### WHAT NEEDS TO BE DONE
The answer must be an exact copy of the records, with every picture removed.
==*==
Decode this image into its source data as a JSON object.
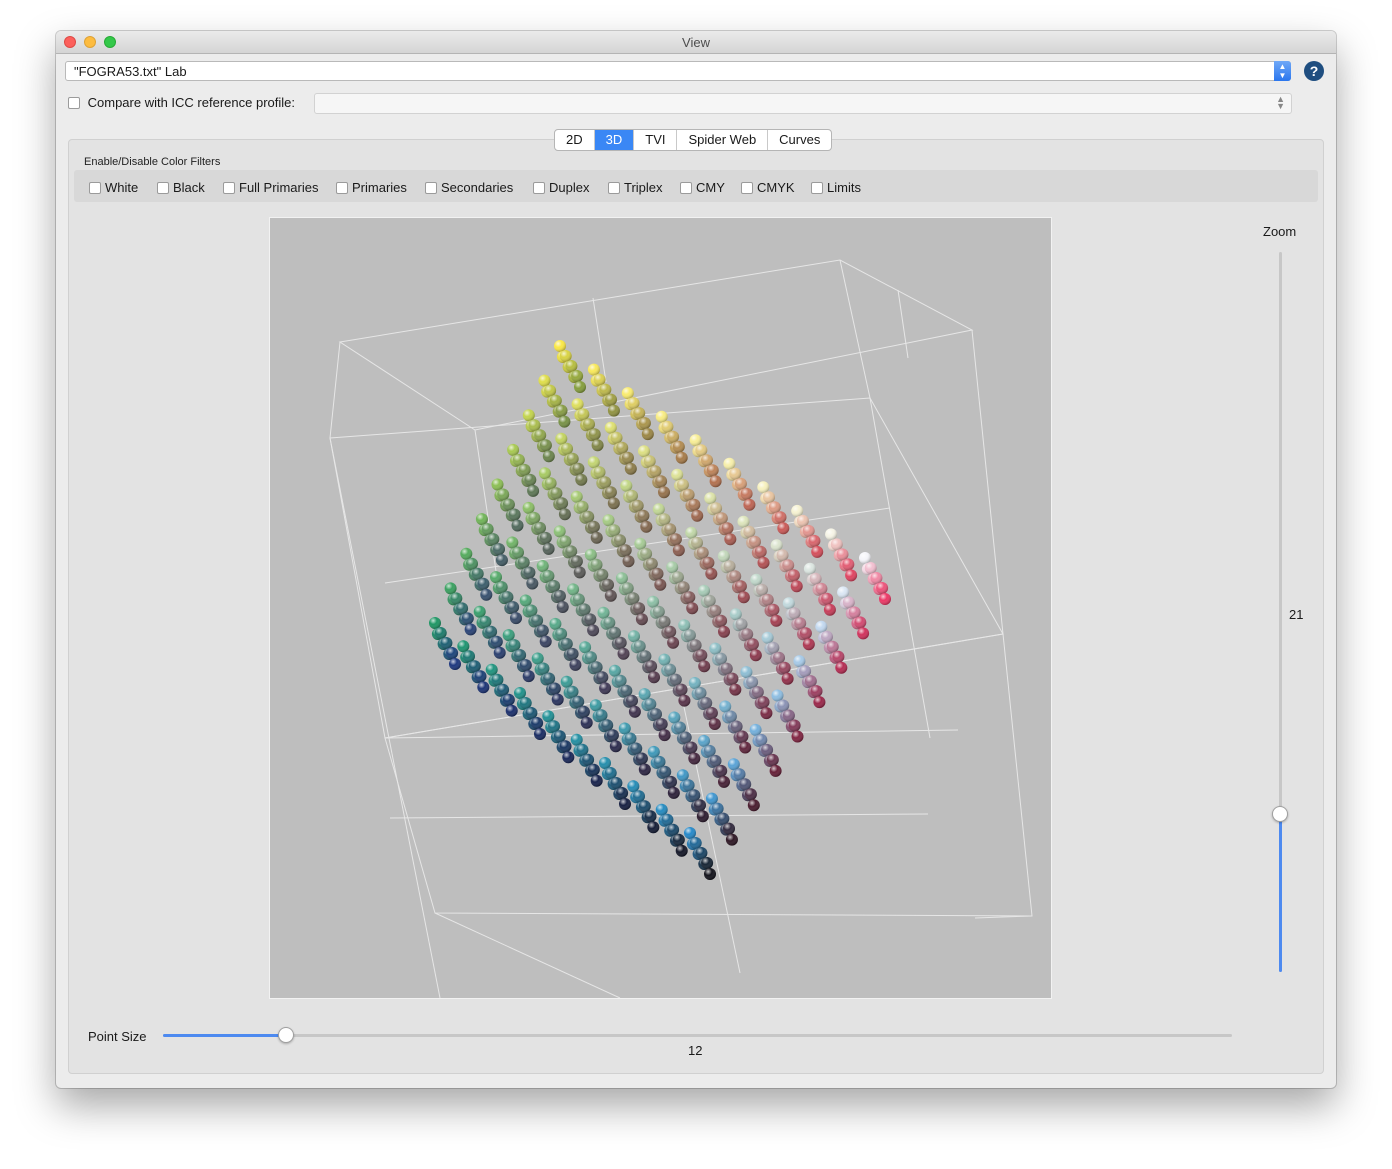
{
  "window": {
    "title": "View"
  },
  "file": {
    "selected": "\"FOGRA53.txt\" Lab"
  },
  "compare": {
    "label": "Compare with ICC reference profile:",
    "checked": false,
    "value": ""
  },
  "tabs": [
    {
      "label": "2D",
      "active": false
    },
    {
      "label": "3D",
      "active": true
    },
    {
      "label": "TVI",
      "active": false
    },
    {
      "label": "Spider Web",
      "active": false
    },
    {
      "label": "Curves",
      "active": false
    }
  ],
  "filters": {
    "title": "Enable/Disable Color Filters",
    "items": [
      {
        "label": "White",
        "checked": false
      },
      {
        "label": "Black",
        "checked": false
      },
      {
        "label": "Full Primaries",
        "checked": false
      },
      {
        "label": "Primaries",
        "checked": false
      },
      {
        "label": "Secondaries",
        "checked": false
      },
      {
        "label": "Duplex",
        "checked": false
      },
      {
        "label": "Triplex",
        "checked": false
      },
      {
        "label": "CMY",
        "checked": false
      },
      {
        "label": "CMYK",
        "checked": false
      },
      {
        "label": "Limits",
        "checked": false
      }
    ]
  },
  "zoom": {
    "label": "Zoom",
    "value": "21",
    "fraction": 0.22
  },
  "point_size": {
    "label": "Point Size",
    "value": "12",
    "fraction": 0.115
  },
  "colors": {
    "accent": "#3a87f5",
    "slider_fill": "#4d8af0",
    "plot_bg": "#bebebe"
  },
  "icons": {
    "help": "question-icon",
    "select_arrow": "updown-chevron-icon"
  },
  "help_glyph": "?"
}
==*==
### ANSWER TO THIS PROBLEM
Decode this image into its source data as a JSON object.
{
  "window": {
    "title": "View"
  },
  "file": {
    "selected": "\"FOGRA53.txt\" Lab"
  },
  "compare": {
    "label": "Compare with ICC reference profile:",
    "checked": false,
    "value": ""
  },
  "tabs": [
    {
      "label": "2D",
      "active": false
    },
    {
      "label": "3D",
      "active": true
    },
    {
      "label": "TVI",
      "active": false
    },
    {
      "label": "Spider Web",
      "active": false
    },
    {
      "label": "Curves",
      "active": false
    }
  ],
  "filters": {
    "title": "Enable/Disable Color Filters",
    "items": [
      {
        "label": "White",
        "checked": false
      },
      {
        "label": "Black",
        "checked": false
      },
      {
        "label": "Full Primaries",
        "checked": false
      },
      {
        "label": "Primaries",
        "checked": false
      },
      {
        "label": "Secondaries",
        "checked": false
      },
      {
        "label": "Duplex",
        "checked": false
      },
      {
        "label": "Triplex",
        "checked": false
      },
      {
        "label": "CMY",
        "checked": false
      },
      {
        "label": "CMYK",
        "checked": false
      },
      {
        "label": "Limits",
        "checked": false
      }
    ]
  },
  "zoom": {
    "label": "Zoom",
    "value": "21",
    "fraction": 0.22
  },
  "point_size": {
    "label": "Point Size",
    "value": "12",
    "fraction": 0.115
  },
  "colors": {
    "accent": "#3a87f5",
    "slider_fill": "#4d8af0",
    "plot_bg": "#bebebe"
  },
  "icons": {
    "help": "question-icon",
    "select_arrow": "updown-chevron-icon"
  },
  "help_glyph": "?"
}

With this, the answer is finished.